That’s the thing. I feel very strongly lately that my time is very finite, so I need to make every moment that I have left count.

My Garden Buddha
 The List
  • Climb down into the Grand Canyon – not done yet, but still on the list.
  • Go to the parts of the United States I haven’t been to yet – Maine, Vermont, New Hampshire, the Carolinas – we’ve made plans to visit these places this spring.
  • Get my memoir Leaving the Hall Light On published – hooray, that has happened. It probably should have been first on the list.
  • Get a poetry book published – no, but I haven’t worked hard on it. I have a lot of those poems in my memoir. Does that count?
  • Read all the books that are waiting for me on the shelves in my closet starting with:
  • The Golden Notebook – yes, I read that, and I’m still working my way through the others. Of course, you know how that goes. Other new books always get in the way. Yet, I just found that I have a copy of Foer’s Extremely Loud and Incredibly Close on that shelf. It’s up next to be read.
  • Spend time outside in my garden – no. I don’t do that, and now I wonder why I even put it down.
  • Get a Buddha for my garden – yes. The Buddha is there. See photo above. It stood out wonderfully during Ben and Marissa’s wedding.
  • Spend more time in my office – yes. In fact I’m in my office almost all day, everyday.
  • Write some new poems – yes.
  • Take another cruise on the Cunard in the Princess suites to Scandinavia and Russia – yes.
  • Visit my brother and his family in Denver – yes. And I’m so glad we did. We went there every other month for the two years before he died. 
  • Go to Virginia to see Anna and Ian and their mom and dad – and while there see the Annie Leibowitz exhibit at the Corcoran – yes. We’ve also gone there several times since and will go again in the spring as part of our northeast trip.
  • Contact some folks about my blog – yes. I’m doing that constantly.

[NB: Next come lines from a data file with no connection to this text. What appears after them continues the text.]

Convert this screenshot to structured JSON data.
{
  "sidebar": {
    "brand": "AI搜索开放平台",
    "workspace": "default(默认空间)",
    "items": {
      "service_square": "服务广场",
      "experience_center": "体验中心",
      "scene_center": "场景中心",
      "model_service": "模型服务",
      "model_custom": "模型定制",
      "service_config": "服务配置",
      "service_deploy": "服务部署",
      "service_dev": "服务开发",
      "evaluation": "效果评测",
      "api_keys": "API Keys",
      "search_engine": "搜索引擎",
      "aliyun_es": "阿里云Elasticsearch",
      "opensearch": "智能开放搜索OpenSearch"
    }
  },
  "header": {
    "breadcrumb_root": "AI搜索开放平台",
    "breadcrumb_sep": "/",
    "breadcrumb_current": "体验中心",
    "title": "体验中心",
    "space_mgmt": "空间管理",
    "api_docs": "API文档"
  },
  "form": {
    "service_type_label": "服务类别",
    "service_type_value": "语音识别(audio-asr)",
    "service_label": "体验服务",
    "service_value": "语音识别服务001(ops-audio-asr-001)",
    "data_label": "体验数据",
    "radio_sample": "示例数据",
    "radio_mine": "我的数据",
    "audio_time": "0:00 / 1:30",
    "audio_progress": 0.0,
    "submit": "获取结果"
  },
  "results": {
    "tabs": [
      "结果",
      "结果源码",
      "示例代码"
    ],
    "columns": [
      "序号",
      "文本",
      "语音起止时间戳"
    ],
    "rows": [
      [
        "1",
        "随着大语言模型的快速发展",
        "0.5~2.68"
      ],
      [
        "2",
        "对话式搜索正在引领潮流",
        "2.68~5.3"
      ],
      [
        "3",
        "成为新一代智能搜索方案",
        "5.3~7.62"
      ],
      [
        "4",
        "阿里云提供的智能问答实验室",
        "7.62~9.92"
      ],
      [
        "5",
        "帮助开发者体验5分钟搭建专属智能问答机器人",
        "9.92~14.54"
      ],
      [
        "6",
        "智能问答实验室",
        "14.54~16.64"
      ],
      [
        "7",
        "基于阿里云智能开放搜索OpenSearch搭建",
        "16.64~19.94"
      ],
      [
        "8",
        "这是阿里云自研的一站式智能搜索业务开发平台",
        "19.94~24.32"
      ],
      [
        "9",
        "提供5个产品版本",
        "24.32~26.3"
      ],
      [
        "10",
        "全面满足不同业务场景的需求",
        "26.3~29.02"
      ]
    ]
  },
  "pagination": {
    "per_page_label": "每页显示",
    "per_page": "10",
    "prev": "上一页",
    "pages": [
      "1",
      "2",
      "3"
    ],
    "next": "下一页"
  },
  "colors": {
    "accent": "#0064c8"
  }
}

My brother, Ken

A Few More Things
Israel – if all goes as planned we’ll do that in November
And my most important goal of all:
Live for a while in Italy. I just can’t get that one out of my head.

Please share your hopes and dreams with me. And also give me some feedback on what we should see and do in the places I’ve listed above.